■ **Task instructions**: Leaving out all pictures, return the records word for word.

*** Records provided ***

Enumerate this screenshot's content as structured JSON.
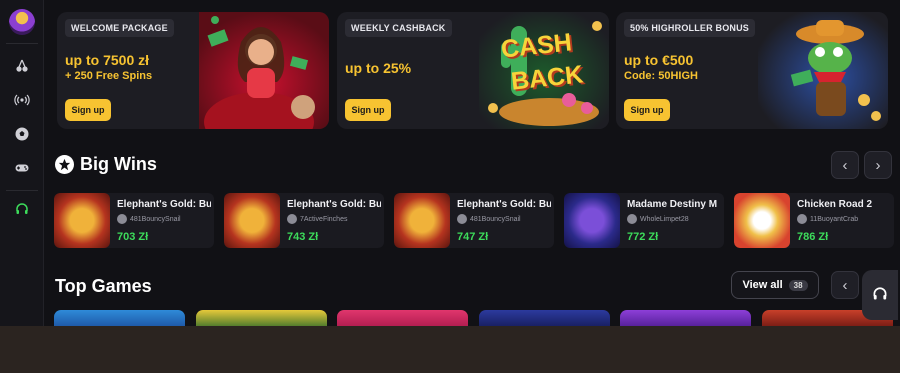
{
  "sidebar": {
    "items": [
      {
        "name": "slots-icon"
      },
      {
        "name": "live-icon"
      },
      {
        "name": "sports-icon"
      },
      {
        "name": "games-icon"
      },
      {
        "name": "support-icon"
      }
    ]
  },
  "promos": [
    {
      "tag": "WELCOME PACKAGE",
      "line1": "up to 7500 zł",
      "line2": "+ 250 Free Spins",
      "button": "Sign up"
    },
    {
      "tag": "WEEKLY CASHBACK",
      "line1": "up to 25%",
      "line2": "",
      "button": "Sign up",
      "art_text_1": "CASH",
      "art_text_2": "BACK"
    },
    {
      "tag": "50% HIGHROLLER BONUS",
      "line1": "up to €500",
      "line2": "Code: 50HIGH",
      "button": "Sign up"
    }
  ],
  "big_wins": {
    "title": "Big Wins",
    "items": [
      {
        "game": "Elephant's Gold: Bu",
        "user": "481BouncySnail",
        "amount": "703 Zł"
      },
      {
        "game": "Elephant's Gold: Bu",
        "user": "7ActiveFinches",
        "amount": "743 Zł"
      },
      {
        "game": "Elephant's Gold: Bu",
        "user": "481BouncySnail",
        "amount": "747 Zł"
      },
      {
        "game": "Madame Destiny M",
        "user": "WholeLimpet28",
        "amount": "772 Zł"
      },
      {
        "game": "Chicken Road 2",
        "user": "11BuoyantCrab",
        "amount": "786 Zł"
      }
    ]
  },
  "top_games": {
    "title": "Top Games",
    "view_all": "View all",
    "count": "38"
  },
  "colors": {
    "accent": "#f7c331",
    "win": "#3ddc5b",
    "background": "#111115"
  }
}
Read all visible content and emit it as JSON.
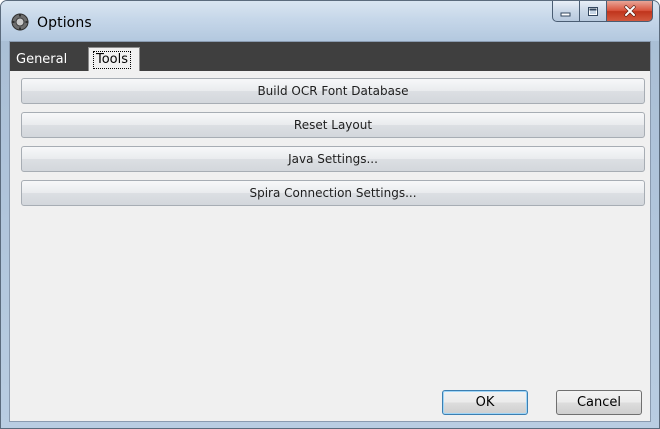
{
  "window": {
    "title": "Options",
    "icon": "options-app-icon",
    "caption_buttons": {
      "minimize": "minimize-icon",
      "maximize": "maximize-icon",
      "close": "close-icon"
    }
  },
  "tabs": [
    {
      "label": "General",
      "selected": false
    },
    {
      "label": "Tools",
      "selected": true
    }
  ],
  "tools": {
    "buttons": [
      {
        "label": "Build OCR Font Database"
      },
      {
        "label": "Reset Layout"
      },
      {
        "label": "Java Settings..."
      },
      {
        "label": "Spira Connection Settings..."
      }
    ]
  },
  "footer": {
    "ok_label": "OK",
    "cancel_label": "Cancel"
  },
  "colors": {
    "close_button": "#c7432a",
    "tabstrip_background": "#3f3f3f",
    "client_background": "#f0f0f0"
  }
}
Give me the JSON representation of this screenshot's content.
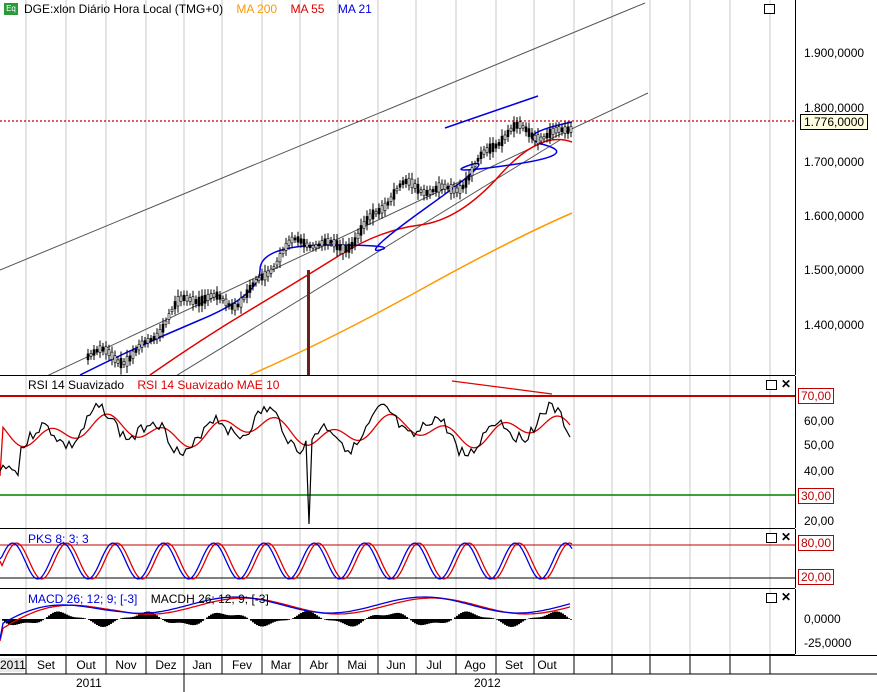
{
  "main": {
    "title": "DGE:xlon Diário Hora Local (TMG+0)",
    "ma200": "MA 200",
    "ma55": "MA 55",
    "ma21": "MA 21",
    "price_label": "1.776,0000",
    "yticks": [
      "1.900,0000",
      "1.800,0000",
      "1.700,0000",
      "1.600,0000",
      "1.500,0000",
      "1.400,0000"
    ]
  },
  "rsi": {
    "label": "RSI 14 Suavizado",
    "mae_label": "RSI 14 Suavizado MAE 10",
    "upper_label": "70,00",
    "lower_label": "30,00",
    "yticks": [
      "60,00",
      "50,00",
      "40,00",
      "20,00"
    ]
  },
  "pks": {
    "label": "PKS 8; 3; 3",
    "upper_label": "80,00",
    "lower_label": "20,00"
  },
  "macd": {
    "label": "MACD 26; 12; 9; [-3]",
    "hist_label": "MACDH 26; 12; 9; [-3]",
    "yticks": [
      "0,0000",
      "-25,0000"
    ]
  },
  "xaxis": {
    "months": [
      "2011",
      "Set",
      "Out",
      "Nov",
      "Dez",
      "Jan",
      "Fev",
      "Mar",
      "Abr",
      "Mai",
      "Jun",
      "Jul",
      "Ago",
      "Set",
      "Out"
    ],
    "years": [
      "2011",
      "2012"
    ]
  },
  "colors": {
    "ma200": "#ff9900",
    "ma55": "#e00000",
    "ma21": "#0000e0",
    "rsi": "#000000",
    "rsi_mae": "#e00000",
    "upper_band": "#c00000",
    "lower_band": "#008000"
  }
}
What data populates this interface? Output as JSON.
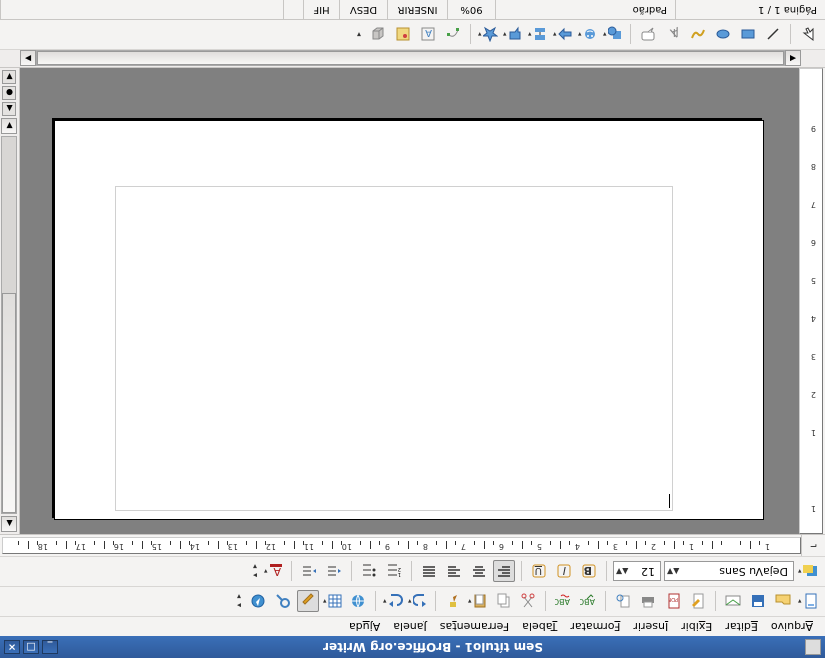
{
  "window": {
    "title": "Sem título1 - BrOffice.org Writer",
    "min_label": "_",
    "max_label": "□",
    "close_label": "×"
  },
  "menu": {
    "arquivo": "Arquivo",
    "editar": "Editar",
    "exibir": "Exibir",
    "inserir": "Inserir",
    "formatar": "Formatar",
    "tabela": "Tabela",
    "ferramentas": "Ferramentas",
    "janela": "Janela",
    "ajuda": "Ajuda"
  },
  "formatbar": {
    "font_name": "DejaVu Sans",
    "font_size": "12"
  },
  "ruler_numbers": [
    "1",
    "",
    "1",
    "2",
    "3",
    "4",
    "5",
    "6",
    "7",
    "8",
    "9",
    "10",
    "11",
    "12",
    "13",
    "14",
    "15",
    "16",
    "17",
    "18"
  ],
  "vruler_numbers": [
    "1",
    "",
    "1",
    "2",
    "3",
    "4",
    "5",
    "6",
    "7",
    "8",
    "9"
  ],
  "status": {
    "page": "Página 1 / 1",
    "style": "Padrão",
    "zoom": "90%",
    "mode": "INSERIR",
    "sel": "DESV",
    "hif": "HIF"
  }
}
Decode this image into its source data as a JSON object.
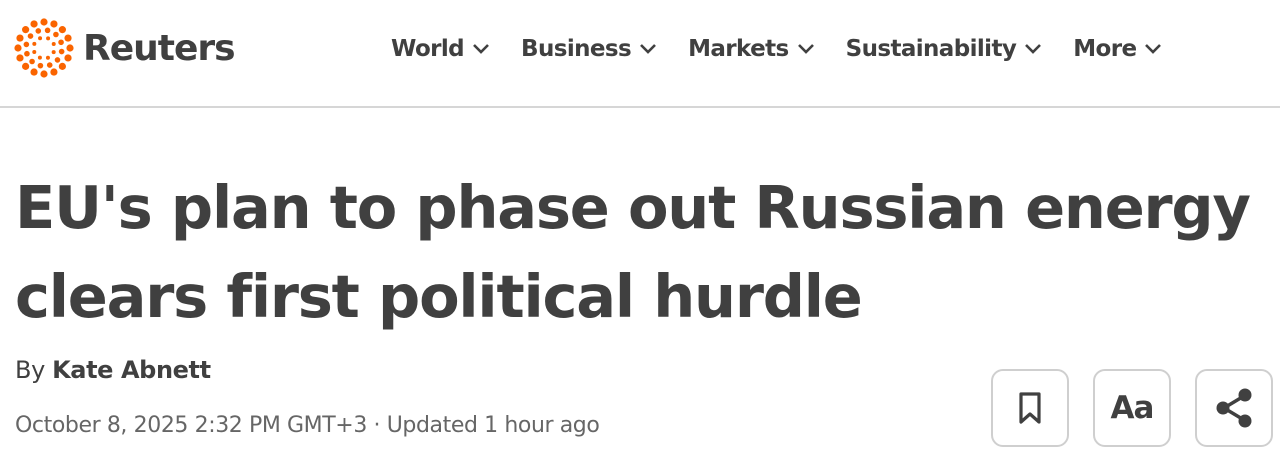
{
  "brand": {
    "name": "Reuters",
    "logo_icon": "reuters-dot-ring-logo",
    "accent_color": "#fa6400"
  },
  "nav": {
    "items": [
      {
        "label": "World",
        "icon": "chevron-down-icon"
      },
      {
        "label": "Business",
        "icon": "chevron-down-icon"
      },
      {
        "label": "Markets",
        "icon": "chevron-down-icon"
      },
      {
        "label": "Sustainability",
        "icon": "chevron-down-icon"
      },
      {
        "label": "More",
        "icon": "chevron-down-icon"
      }
    ]
  },
  "article": {
    "headline": "EU's plan to phase out Russian energy clears first political hurdle",
    "byline_prefix": "By",
    "author": "Kate Abnett",
    "published": "October 8, 2025 2:32 PM GMT+3",
    "separator": "·",
    "updated": "Updated 1 hour ago"
  },
  "tools": {
    "bookmark_icon": "bookmark-icon",
    "text_size_label": "Aa",
    "share_icon": "share-icon"
  },
  "colors": {
    "text": "#404040",
    "muted": "#666666",
    "border": "#cfcfcf"
  }
}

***

■ **Result of this task**:
Enumerate this screenshot's content as structured JSON.
{
  "sidebar": {
    "items": [
      {
        "name": "slots-icon"
      },
      {
        "name": "live-icon"
      },
      {
        "name": "sports-icon"
      },
      {
        "name": "games-icon"
      },
      {
        "name": "support-icon"
      }
    ]
  },
  "promos": [
    {
      "tag": "WELCOME PACKAGE",
      "line1": "up to 7500 zł",
      "line2": "+ 250 Free Spins",
      "button": "Sign up"
    },
    {
      "tag": "WEEKLY CASHBACK",
      "line1": "up to 25%",
      "line2": "",
      "button": "Sign up",
      "art_text_1": "CASH",
      "art_text_2": "BACK"
    },
    {
      "tag": "50% HIGHROLLER BONUS",
      "line1": "up to €500",
      "line2": "Code: 50HIGH",
      "button": "Sign up"
    }
  ],
  "big_wins": {
    "title": "Big Wins",
    "items": [
      {
        "game": "Elephant's Gold: Bu",
        "user": "481BouncySnail",
        "amount": "703 Zł"
      },
      {
        "game": "Elephant's Gold: Bu",
        "user": "7ActiveFinches",
        "amount": "743 Zł"
      },
      {
        "game": "Elephant's Gold: Bu",
        "user": "481BouncySnail",
        "amount": "747 Zł"
      },
      {
        "game": "Madame Destiny M",
        "user": "WholeLimpet28",
        "amount": "772 Zł"
      },
      {
        "game": "Chicken Road 2",
        "user": "11BuoyantCrab",
        "amount": "786 Zł"
      }
    ]
  },
  "top_games": {
    "title": "Top Games",
    "view_all": "View all",
    "count": "38"
  },
  "colors": {
    "accent": "#f7c331",
    "win": "#3ddc5b",
    "background": "#111115"
  }
}
Read all visible content and emit it as JSON.
{
  "window": {
    "title": "Options",
    "icon": "options-app-icon",
    "caption_buttons": {
      "minimize": "minimize-icon",
      "maximize": "maximize-icon",
      "close": "close-icon"
    }
  },
  "tabs": [
    {
      "label": "General",
      "selected": false
    },
    {
      "label": "Tools",
      "selected": true
    }
  ],
  "tools": {
    "buttons": [
      {
        "label": "Build OCR Font Database"
      },
      {
        "label": "Reset Layout"
      },
      {
        "label": "Java Settings..."
      },
      {
        "label": "Spira Connection Settings..."
      }
    ]
  },
  "footer": {
    "ok_label": "OK",
    "cancel_label": "Cancel"
  },
  "colors": {
    "close_button": "#c7432a",
    "tabstrip_background": "#3f3f3f",
    "client_background": "#f0f0f0"
  }
}
Give me the JSON representation of this screenshot's content.
{
  "main": {
    "title": "DGE:xlon Diário Hora Local (TMG+0)",
    "ma200": "MA 200",
    "ma55": "MA 55",
    "ma21": "MA 21",
    "price_label": "1.776,0000",
    "yticks": [
      "1.900,0000",
      "1.800,0000",
      "1.700,0000",
      "1.600,0000",
      "1.500,0000",
      "1.400,0000"
    ]
  },
  "rsi": {
    "label": "RSI 14 Suavizado",
    "mae_label": "RSI 14 Suavizado MAE 10",
    "upper_label": "70,00",
    "lower_label": "30,00",
    "yticks": [
      "60,00",
      "50,00",
      "40,00",
      "20,00"
    ]
  },
  "pks": {
    "label": "PKS 8; 3; 3",
    "upper_label": "80,00",
    "lower_label": "20,00"
  },
  "macd": {
    "label": "MACD 26; 12; 9; [-3]",
    "hist_label": "MACDH 26; 12; 9; [-3]",
    "yticks": [
      "0,0000",
      "-25,0000"
    ]
  },
  "xaxis": {
    "months": [
      "2011",
      "Set",
      "Out",
      "Nov",
      "Dez",
      "Jan",
      "Fev",
      "Mar",
      "Abr",
      "Mai",
      "Jun",
      "Jul",
      "Ago",
      "Set",
      "Out"
    ],
    "years": [
      "2011",
      "2012"
    ]
  },
  "colors": {
    "ma200": "#ff9900",
    "ma55": "#e00000",
    "ma21": "#0000e0",
    "rsi": "#000000",
    "rsi_mae": "#e00000",
    "upper_band": "#c00000",
    "lower_band": "#008000"
  }
}
What data populates this interface? Output as JSON.
{
  "window": {
    "title": "Sem título1 - BrOffice.org Writer",
    "min_label": "_",
    "max_label": "□",
    "close_label": "×"
  },
  "menu": {
    "arquivo": "Arquivo",
    "editar": "Editar",
    "exibir": "Exibir",
    "inserir": "Inserir",
    "formatar": "Formatar",
    "tabela": "Tabela",
    "ferramentas": "Ferramentas",
    "janela": "Janela",
    "ajuda": "Ajuda"
  },
  "formatbar": {
    "font_name": "DejaVu Sans",
    "font_size": "12"
  },
  "ruler_numbers": [
    "1",
    "",
    "1",
    "2",
    "3",
    "4",
    "5",
    "6",
    "7",
    "8",
    "9",
    "10",
    "11",
    "12",
    "13",
    "14",
    "15",
    "16",
    "17",
    "18"
  ],
  "vruler_numbers": [
    "1",
    "",
    "1",
    "2",
    "3",
    "4",
    "5",
    "6",
    "7",
    "8",
    "9"
  ],
  "status": {
    "page": "Página 1 / 1",
    "style": "Padrão",
    "zoom": "90%",
    "mode": "INSERIR",
    "sel": "DESV",
    "hif": "HIF"
  }
}
Decode this image into its source data as a JSON object.
{
  "brand": {
    "name": "Reuters",
    "logo_icon": "reuters-dot-ring-logo",
    "accent_color": "#fa6400"
  },
  "nav": {
    "items": [
      {
        "label": "World",
        "icon": "chevron-down-icon"
      },
      {
        "label": "Business",
        "icon": "chevron-down-icon"
      },
      {
        "label": "Markets",
        "icon": "chevron-down-icon"
      },
      {
        "label": "Sustainability",
        "icon": "chevron-down-icon"
      },
      {
        "label": "More",
        "icon": "chevron-down-icon"
      }
    ]
  },
  "article": {
    "headline": "EU's plan to phase out Russian energy clears first political hurdle",
    "byline_prefix": "By",
    "author": "Kate Abnett",
    "published": "October 8, 2025 2:32 PM GMT+3",
    "separator": "·",
    "updated": "Updated 1 hour ago"
  },
  "tools": {
    "bookmark_icon": "bookmark-icon",
    "text_size_label": "Aa",
    "share_icon": "share-icon"
  },
  "colors": {
    "text": "#404040",
    "muted": "#666666",
    "border": "#cfcfcf"
  }
}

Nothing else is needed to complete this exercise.